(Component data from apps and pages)
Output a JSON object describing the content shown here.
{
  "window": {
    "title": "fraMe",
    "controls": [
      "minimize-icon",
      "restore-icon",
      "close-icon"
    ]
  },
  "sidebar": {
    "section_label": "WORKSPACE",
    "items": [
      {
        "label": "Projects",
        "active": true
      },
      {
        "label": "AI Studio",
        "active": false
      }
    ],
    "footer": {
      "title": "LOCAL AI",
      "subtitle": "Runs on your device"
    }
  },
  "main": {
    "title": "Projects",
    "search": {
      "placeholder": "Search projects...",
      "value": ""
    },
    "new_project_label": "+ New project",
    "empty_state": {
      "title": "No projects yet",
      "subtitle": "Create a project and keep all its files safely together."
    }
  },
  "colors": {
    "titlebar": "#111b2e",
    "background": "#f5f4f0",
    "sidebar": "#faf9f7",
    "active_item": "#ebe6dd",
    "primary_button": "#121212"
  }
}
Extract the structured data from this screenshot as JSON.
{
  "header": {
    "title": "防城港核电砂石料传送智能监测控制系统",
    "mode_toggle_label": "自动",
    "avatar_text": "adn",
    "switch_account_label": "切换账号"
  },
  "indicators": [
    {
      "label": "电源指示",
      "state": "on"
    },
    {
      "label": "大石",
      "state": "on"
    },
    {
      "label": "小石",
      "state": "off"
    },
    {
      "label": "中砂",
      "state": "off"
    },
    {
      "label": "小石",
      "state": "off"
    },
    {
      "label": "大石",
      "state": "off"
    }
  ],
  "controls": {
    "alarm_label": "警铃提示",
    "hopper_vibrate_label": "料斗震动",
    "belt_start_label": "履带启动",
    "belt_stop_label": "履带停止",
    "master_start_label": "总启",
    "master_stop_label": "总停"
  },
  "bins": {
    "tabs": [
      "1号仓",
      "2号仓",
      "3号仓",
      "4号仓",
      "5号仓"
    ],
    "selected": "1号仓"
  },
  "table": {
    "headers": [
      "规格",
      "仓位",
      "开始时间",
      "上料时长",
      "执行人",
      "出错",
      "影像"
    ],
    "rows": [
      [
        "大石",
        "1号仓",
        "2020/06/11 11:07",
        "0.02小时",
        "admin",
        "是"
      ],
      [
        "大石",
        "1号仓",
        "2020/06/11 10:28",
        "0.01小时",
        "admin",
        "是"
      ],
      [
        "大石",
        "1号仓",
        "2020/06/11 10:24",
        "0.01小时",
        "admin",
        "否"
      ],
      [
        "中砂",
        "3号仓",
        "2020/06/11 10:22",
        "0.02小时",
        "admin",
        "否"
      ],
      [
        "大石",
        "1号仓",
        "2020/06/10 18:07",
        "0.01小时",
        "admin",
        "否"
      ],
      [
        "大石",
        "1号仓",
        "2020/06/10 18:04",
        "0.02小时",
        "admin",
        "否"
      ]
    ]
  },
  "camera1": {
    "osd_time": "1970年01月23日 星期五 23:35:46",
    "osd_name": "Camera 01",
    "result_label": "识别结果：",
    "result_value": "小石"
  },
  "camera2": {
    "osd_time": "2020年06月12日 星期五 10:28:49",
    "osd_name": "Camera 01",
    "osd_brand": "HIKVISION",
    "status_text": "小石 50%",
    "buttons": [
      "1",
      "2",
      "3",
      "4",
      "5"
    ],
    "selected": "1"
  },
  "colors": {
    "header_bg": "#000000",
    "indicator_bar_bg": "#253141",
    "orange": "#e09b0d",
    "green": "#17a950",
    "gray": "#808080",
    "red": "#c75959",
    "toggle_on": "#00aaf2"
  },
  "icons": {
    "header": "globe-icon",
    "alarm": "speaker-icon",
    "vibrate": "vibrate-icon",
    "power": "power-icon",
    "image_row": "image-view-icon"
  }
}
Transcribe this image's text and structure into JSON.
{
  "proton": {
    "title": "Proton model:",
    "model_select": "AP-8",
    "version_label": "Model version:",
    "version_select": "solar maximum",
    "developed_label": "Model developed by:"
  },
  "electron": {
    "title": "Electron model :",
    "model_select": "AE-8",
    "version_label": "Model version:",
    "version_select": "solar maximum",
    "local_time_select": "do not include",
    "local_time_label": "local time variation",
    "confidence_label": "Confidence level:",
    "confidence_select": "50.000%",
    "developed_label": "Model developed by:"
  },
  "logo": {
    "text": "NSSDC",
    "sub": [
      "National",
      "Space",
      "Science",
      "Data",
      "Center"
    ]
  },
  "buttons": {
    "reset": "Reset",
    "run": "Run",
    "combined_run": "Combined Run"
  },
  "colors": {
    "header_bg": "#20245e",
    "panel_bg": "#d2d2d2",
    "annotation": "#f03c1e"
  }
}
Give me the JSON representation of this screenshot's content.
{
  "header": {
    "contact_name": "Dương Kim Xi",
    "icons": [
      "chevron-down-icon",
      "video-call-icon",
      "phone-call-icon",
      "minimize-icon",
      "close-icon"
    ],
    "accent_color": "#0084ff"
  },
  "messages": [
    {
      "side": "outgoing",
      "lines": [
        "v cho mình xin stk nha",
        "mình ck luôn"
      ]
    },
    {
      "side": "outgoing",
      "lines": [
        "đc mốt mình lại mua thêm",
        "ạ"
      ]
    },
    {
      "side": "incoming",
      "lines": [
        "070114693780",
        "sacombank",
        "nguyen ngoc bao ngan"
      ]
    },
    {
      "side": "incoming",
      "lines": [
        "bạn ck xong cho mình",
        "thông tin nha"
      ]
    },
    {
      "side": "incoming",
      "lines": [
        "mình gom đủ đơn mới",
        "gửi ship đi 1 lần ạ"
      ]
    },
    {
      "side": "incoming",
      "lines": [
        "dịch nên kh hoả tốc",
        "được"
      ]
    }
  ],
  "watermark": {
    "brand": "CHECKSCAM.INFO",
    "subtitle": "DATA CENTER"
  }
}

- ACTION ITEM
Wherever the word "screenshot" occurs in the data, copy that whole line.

- REPLY
Extract the structured data from this screenshot as JSON.
Give me the JSON representation of this screenshot's content.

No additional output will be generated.